Only text belongs in your copy of the listing below; reproduce it exactly and leave out the pictures.

________________

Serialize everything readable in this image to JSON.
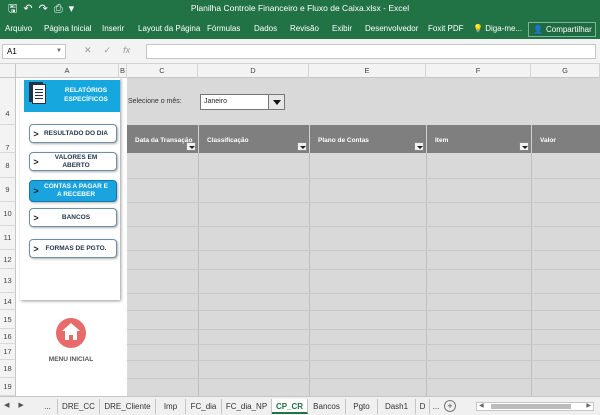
{
  "window": {
    "title": "Planilha Controle Financeiro e Fluxo de Caixa.xlsx - Excel",
    "accent": "#217346"
  },
  "qat": {
    "icons": [
      "save-icon",
      "undo-icon",
      "redo-icon",
      "print-preview-icon",
      "customize-icon"
    ]
  },
  "ribbon": {
    "tabs": [
      "Arquivo",
      "Página Inicial",
      "Inserir",
      "Layout da Página",
      "Fórmulas",
      "Dados",
      "Revisão",
      "Exibir",
      "Desenvolvedor",
      "Foxit PDF",
      "Diga-me..."
    ],
    "share_label": "Compartilhar"
  },
  "formula_bar": {
    "name_box": "A1",
    "cancel": "✕",
    "enter": "✓",
    "fx": "fx"
  },
  "columns": [
    "A",
    "B",
    "C",
    "D",
    "E",
    "F",
    "G"
  ],
  "rows": [
    "4",
    "7",
    "8",
    "9",
    "10",
    "11",
    "12",
    "13",
    "14",
    "15",
    "16",
    "17",
    "18",
    "19"
  ],
  "panel": {
    "title": "RELATÓRIOS ESPECÍFICOS",
    "buttons": [
      {
        "chev": ">",
        "label": "RESULTADO DO DIA"
      },
      {
        "chev": ">",
        "label": "VALORES EM ABERTO"
      },
      {
        "chev": ">",
        "label": "CONTAS A PAGAR E A RECEBER"
      },
      {
        "chev": ">",
        "label": "BANCOS"
      },
      {
        "chev": ">",
        "label": "FORMAS DE PGTO."
      }
    ],
    "home_label": "MENU INICIAL",
    "active_color": "#1aa3df"
  },
  "month_select": {
    "label": "Selecione o mês:",
    "value": "Janeiro"
  },
  "table": {
    "headers": [
      "Data da Transação",
      "Classificação",
      "Plano de Contas",
      "Item",
      "Valor"
    ]
  },
  "sheet_tabs": {
    "tabs": [
      "...",
      "DRE_CC",
      "DRE_Cliente",
      "Imp",
      "FC_dia",
      "FC_dia_NP",
      "CP_CR",
      "Bancos",
      "Pgto",
      "Dash1",
      "D"
    ],
    "active": "CP_CR",
    "more": "..."
  }
}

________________

EXPECTED ANSWER:
Serialize everything readable in this image to JSON.
{
  "window": {
    "title": "Planilha Controle Financeiro e Fluxo de Caixa.xlsx - Excel",
    "accent": "#217346"
  },
  "qat": {
    "icons": [
      "save-icon",
      "undo-icon",
      "redo-icon",
      "print-preview-icon",
      "customize-icon"
    ]
  },
  "ribbon": {
    "tabs": [
      "Arquivo",
      "Página Inicial",
      "Inserir",
      "Layout da Página",
      "Fórmulas",
      "Dados",
      "Revisão",
      "Exibir",
      "Desenvolvedor",
      "Foxit PDF",
      "Diga-me..."
    ],
    "share_label": "Compartilhar"
  },
  "formula_bar": {
    "name_box": "A1",
    "cancel": "✕",
    "enter": "✓",
    "fx": "fx"
  },
  "columns": [
    "A",
    "B",
    "C",
    "D",
    "E",
    "F",
    "G"
  ],
  "rows": [
    "4",
    "7",
    "8",
    "9",
    "10",
    "11",
    "12",
    "13",
    "14",
    "15",
    "16",
    "17",
    "18",
    "19"
  ],
  "panel": {
    "title": "RELATÓRIOS ESPECÍFICOS",
    "buttons": [
      {
        "chev": ">",
        "label": "RESULTADO DO DIA"
      },
      {
        "chev": ">",
        "label": "VALORES EM ABERTO"
      },
      {
        "chev": ">",
        "label": "CONTAS A PAGAR E A RECEBER"
      },
      {
        "chev": ">",
        "label": "BANCOS"
      },
      {
        "chev": ">",
        "label": "FORMAS DE PGTO."
      }
    ],
    "home_label": "MENU INICIAL",
    "active_color": "#1aa3df"
  },
  "month_select": {
    "label": "Selecione o mês:",
    "value": "Janeiro"
  },
  "table": {
    "headers": [
      "Data da Transação",
      "Classificação",
      "Plano de Contas",
      "Item",
      "Valor"
    ]
  },
  "sheet_tabs": {
    "tabs": [
      "...",
      "DRE_CC",
      "DRE_Cliente",
      "Imp",
      "FC_dia",
      "FC_dia_NP",
      "CP_CR",
      "Bancos",
      "Pgto",
      "Dash1",
      "D"
    ],
    "active": "CP_CR",
    "more": "..."
  }
}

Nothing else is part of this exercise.